## Work order
Find every line in the data that contains the word "content". Return each of those lines.

## Listed records

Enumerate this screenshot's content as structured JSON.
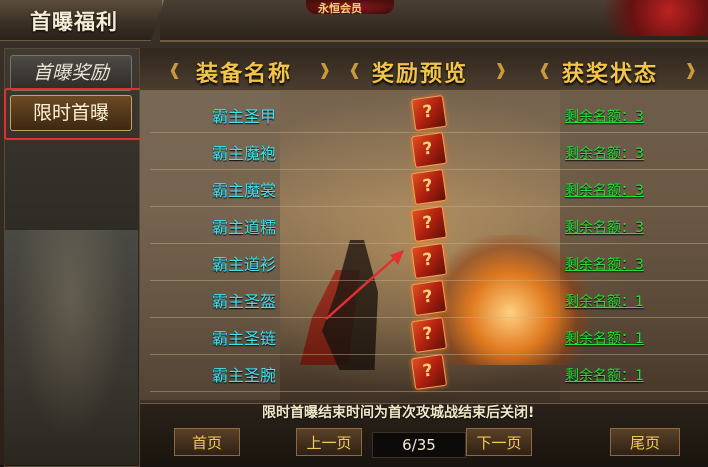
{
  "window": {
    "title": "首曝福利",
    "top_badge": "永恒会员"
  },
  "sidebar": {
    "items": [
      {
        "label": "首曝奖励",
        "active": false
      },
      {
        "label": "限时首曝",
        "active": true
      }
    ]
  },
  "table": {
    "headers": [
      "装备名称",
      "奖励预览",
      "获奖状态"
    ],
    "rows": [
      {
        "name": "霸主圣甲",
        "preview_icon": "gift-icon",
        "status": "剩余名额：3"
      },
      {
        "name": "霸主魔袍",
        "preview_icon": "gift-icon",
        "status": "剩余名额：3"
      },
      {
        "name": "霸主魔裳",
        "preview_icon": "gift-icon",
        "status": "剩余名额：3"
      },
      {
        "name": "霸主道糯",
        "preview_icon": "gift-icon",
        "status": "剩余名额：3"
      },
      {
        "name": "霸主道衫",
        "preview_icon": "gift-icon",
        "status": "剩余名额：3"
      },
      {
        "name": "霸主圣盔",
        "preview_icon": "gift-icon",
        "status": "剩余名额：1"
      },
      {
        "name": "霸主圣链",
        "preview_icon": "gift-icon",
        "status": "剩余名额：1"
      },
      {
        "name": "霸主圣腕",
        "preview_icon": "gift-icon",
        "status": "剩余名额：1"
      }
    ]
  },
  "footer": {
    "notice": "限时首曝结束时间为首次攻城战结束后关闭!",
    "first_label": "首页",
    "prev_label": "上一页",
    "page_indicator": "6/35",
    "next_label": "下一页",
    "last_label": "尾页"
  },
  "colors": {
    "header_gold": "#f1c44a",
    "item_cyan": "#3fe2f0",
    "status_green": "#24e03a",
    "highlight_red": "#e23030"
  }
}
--
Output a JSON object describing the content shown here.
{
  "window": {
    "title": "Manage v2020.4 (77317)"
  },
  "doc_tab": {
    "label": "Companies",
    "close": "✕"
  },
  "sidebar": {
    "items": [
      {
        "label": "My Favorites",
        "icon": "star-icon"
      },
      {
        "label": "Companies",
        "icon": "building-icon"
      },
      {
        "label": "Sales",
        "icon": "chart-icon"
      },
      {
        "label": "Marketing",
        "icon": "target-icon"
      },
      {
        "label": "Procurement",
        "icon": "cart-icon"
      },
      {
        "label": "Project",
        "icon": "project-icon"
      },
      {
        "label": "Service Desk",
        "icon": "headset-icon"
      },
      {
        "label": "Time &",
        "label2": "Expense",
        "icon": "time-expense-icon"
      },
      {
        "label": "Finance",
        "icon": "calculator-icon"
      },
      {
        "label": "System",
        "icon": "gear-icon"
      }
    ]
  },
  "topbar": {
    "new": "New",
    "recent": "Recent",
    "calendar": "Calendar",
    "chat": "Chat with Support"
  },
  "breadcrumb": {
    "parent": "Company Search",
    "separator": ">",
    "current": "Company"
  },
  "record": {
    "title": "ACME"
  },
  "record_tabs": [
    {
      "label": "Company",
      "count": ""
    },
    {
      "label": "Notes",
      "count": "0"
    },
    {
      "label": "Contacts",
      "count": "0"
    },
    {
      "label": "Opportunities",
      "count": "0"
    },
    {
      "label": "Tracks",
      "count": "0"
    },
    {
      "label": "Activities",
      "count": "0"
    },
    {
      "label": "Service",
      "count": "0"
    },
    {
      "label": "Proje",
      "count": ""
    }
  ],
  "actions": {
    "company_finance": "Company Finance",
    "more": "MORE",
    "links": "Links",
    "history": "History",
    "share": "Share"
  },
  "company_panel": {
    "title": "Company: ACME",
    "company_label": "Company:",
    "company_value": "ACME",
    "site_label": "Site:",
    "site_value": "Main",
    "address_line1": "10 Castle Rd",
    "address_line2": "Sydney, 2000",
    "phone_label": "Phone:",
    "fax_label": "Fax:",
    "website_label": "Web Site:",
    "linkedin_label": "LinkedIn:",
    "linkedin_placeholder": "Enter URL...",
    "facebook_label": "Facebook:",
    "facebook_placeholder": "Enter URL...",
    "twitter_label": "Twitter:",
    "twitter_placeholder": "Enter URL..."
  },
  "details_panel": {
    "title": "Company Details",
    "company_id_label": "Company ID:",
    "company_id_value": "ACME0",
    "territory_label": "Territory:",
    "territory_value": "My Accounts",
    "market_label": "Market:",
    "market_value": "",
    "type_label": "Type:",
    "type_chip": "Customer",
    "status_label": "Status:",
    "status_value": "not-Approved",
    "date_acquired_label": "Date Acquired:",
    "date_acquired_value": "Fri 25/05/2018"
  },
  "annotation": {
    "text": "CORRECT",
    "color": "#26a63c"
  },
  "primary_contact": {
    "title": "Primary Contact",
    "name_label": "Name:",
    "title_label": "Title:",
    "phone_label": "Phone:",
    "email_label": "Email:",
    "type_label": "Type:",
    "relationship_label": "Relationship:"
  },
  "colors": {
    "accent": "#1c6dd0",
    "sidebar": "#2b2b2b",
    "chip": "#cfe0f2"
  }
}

## Completed exercise
Enumerate this screenshot's content as structured JSON.
Output a JSON object describing the content shown here.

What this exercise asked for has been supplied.